Changing between Touring and Sport mode is now easier than before, with buttons mounted on the left handlebar, meaning those with a need for speed won’t have to wait too long after starting the engine. Also available is ECO mode, which adjusts power delivery for the most fuel-efficient result.
While the RXP-X is undoubtedly a high-performance craft, it’s got Sea-Doo’s well-publicized Intelligent Brake and Reverse (iBR). A modified reverse bucket can be lowered to provide stopping power via a portside handlebar lever. Computer control keeps the response in check to make sure no one flies over the handlebars. That same bucket drops at the start to allow the boat to mimic neutral at the dock, before being “shifted” into forward or reverse. It’s an intuitive solution that keeps your eyes on the water and offers a level of control that nearly any driver will appreciate.
While I found the boat ridiculously fun to ride, I’ll acknowledge a few tradeoffs. One is that seat itself. By necessity, it’s sized for the average range of enthusiasts. That means tall riders may find their legs bent a little farther than they’d like as their foot is pushed farther back in the tray. Along those same lines, shorter riders may find they fail to completely reach the upper pads. I don’t think either situation is enough of a worry given the boat’s incredible performance, but it’s likely to be noted by those at extreme ends of the spectrum.
The unique T-shaped hull, with its rounded chines, can also list to one side as you decelerate. It can do the same thing should you accelerate gently while entering into a wide turn. In my testing, neither situation ever took the craft to the point of instability. Given the typical target audience, I’m guessing those little quirks will be forgotten once the first turn has been cranked.
In short, the RXP-X lives up its legacy, and then some. It’s fast, confident, and carves a turn like few other watercraft. Like the WaveBlaster or XP of old, it’s a boat that I look forward to riding again…and again.
For more information, visit Sea-Doo.

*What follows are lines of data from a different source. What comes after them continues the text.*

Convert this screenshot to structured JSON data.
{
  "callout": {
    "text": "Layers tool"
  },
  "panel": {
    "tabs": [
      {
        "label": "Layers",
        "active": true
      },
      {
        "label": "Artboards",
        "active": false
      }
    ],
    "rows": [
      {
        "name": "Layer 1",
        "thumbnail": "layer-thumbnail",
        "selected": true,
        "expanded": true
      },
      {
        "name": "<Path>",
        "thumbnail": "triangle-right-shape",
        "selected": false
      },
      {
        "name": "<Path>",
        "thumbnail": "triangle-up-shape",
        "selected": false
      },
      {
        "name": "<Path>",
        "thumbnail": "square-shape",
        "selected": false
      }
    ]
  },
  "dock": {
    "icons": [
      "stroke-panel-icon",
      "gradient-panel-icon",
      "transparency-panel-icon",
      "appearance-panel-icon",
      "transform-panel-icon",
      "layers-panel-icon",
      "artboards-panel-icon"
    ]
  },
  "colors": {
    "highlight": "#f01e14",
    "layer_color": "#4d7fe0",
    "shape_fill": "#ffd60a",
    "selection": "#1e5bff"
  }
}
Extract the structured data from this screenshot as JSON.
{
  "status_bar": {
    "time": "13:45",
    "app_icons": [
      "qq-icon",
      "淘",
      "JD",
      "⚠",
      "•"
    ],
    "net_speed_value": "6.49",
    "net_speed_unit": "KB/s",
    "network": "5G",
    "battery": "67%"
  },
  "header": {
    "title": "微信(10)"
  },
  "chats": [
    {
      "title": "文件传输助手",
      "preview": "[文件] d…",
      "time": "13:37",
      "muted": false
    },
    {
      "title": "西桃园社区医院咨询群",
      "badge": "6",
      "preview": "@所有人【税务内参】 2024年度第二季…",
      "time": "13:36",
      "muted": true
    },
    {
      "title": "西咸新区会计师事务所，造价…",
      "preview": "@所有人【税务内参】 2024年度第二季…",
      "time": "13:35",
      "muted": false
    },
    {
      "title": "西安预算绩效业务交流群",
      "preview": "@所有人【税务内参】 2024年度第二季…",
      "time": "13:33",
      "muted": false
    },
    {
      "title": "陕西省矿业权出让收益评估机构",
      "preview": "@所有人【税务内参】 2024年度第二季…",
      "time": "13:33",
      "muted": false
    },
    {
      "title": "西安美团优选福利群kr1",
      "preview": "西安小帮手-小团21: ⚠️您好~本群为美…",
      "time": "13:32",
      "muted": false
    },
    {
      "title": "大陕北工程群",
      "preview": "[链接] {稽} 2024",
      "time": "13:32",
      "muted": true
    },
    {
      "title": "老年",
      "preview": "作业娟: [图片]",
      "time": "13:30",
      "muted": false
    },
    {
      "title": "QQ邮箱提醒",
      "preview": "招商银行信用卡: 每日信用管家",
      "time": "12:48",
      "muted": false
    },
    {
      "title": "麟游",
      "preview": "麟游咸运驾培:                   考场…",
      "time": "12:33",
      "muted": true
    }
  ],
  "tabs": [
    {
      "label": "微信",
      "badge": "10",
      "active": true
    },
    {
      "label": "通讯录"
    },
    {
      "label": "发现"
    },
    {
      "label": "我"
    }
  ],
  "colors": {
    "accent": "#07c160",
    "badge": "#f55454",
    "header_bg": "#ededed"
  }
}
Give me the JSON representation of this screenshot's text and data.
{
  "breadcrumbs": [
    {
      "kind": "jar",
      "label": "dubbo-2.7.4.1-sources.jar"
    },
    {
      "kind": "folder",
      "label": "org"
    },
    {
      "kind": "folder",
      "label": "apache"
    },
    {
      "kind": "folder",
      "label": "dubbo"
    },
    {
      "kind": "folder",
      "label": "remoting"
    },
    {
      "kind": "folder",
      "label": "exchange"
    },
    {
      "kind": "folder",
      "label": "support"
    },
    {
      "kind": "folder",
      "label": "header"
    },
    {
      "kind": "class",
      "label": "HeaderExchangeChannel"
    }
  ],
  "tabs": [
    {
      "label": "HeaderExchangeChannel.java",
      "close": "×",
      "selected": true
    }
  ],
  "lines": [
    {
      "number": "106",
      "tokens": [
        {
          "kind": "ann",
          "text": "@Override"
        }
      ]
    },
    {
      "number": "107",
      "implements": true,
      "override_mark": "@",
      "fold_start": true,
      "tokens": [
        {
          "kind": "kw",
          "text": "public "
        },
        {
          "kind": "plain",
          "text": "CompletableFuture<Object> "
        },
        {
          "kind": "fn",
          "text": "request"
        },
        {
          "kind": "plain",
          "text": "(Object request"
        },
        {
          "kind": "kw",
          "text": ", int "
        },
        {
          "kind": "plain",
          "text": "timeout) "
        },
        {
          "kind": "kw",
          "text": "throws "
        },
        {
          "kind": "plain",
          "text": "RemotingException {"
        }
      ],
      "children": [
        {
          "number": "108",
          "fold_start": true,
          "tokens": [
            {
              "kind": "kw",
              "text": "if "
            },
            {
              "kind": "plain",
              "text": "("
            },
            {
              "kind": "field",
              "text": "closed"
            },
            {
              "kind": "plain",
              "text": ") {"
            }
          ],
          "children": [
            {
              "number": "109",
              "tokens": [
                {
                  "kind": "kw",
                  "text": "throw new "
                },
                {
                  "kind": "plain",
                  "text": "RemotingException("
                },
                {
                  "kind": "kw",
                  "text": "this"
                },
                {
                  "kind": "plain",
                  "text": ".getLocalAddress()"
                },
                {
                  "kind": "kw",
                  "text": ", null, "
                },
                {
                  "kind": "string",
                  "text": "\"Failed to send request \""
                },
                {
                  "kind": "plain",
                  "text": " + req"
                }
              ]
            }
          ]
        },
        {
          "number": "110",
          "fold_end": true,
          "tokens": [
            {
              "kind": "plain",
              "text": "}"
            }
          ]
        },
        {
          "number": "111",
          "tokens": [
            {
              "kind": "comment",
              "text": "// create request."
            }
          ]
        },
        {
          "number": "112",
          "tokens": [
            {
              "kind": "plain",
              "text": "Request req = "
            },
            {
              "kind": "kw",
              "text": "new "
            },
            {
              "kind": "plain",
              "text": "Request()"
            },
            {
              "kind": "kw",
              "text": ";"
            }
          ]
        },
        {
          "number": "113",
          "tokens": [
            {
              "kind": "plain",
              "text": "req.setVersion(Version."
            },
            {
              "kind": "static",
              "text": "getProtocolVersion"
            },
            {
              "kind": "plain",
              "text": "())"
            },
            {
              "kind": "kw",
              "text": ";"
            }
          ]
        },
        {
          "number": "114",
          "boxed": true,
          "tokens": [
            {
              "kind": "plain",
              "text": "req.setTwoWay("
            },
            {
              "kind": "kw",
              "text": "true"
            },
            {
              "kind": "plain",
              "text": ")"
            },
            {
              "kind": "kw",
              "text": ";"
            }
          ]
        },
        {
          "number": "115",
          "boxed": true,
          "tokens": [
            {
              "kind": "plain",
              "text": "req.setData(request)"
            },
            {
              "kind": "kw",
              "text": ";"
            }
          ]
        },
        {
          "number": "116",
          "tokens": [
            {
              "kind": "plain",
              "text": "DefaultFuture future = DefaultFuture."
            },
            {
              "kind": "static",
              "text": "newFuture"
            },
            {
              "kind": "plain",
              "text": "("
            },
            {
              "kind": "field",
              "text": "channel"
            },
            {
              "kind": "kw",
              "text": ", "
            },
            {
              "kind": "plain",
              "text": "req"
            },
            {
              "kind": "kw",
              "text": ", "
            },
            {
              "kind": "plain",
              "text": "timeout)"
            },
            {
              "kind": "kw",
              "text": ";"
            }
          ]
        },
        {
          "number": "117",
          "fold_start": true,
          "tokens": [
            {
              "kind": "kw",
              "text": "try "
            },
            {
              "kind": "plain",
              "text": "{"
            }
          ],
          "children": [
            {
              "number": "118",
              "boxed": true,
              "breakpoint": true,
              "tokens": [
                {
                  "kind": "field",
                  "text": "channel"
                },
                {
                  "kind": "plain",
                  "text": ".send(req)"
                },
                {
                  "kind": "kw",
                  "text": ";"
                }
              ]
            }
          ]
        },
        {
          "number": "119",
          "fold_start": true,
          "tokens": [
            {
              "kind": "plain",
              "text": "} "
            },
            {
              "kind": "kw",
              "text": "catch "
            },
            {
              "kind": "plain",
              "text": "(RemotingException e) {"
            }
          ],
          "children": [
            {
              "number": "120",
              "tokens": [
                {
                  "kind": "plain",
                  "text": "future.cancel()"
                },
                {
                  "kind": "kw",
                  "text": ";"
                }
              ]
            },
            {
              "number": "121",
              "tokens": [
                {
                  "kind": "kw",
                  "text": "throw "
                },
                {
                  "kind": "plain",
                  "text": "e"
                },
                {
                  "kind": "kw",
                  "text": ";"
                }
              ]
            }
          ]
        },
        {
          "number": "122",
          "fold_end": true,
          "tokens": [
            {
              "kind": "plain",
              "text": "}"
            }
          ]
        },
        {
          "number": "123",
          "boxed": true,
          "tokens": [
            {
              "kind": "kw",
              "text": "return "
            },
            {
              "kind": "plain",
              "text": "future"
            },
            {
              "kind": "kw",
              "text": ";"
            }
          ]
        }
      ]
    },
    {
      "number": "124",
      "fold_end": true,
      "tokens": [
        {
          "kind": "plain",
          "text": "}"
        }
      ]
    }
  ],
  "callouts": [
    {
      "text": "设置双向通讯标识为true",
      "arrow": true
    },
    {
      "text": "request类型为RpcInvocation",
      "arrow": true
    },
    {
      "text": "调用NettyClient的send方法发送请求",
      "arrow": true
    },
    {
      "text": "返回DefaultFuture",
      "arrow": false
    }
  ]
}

Jeff Hemmel writes for Boating, PersonalWatercraft.com, and Powersports Business. The former Senior Editor at Watercraft World, Jeff is a multi-time award winner as well as a 2008 inductee into the IJSBA Hall of Fame. His first book, The Anti-Pirate Potato Cannon…and 101 Other Things For Young Mariners To Try, Do, & Build On the Water, recently received a bronze medal in the 2010 Moonbeam Children’s Book Awards. For more info, visit Jeff Hemmel‘s website.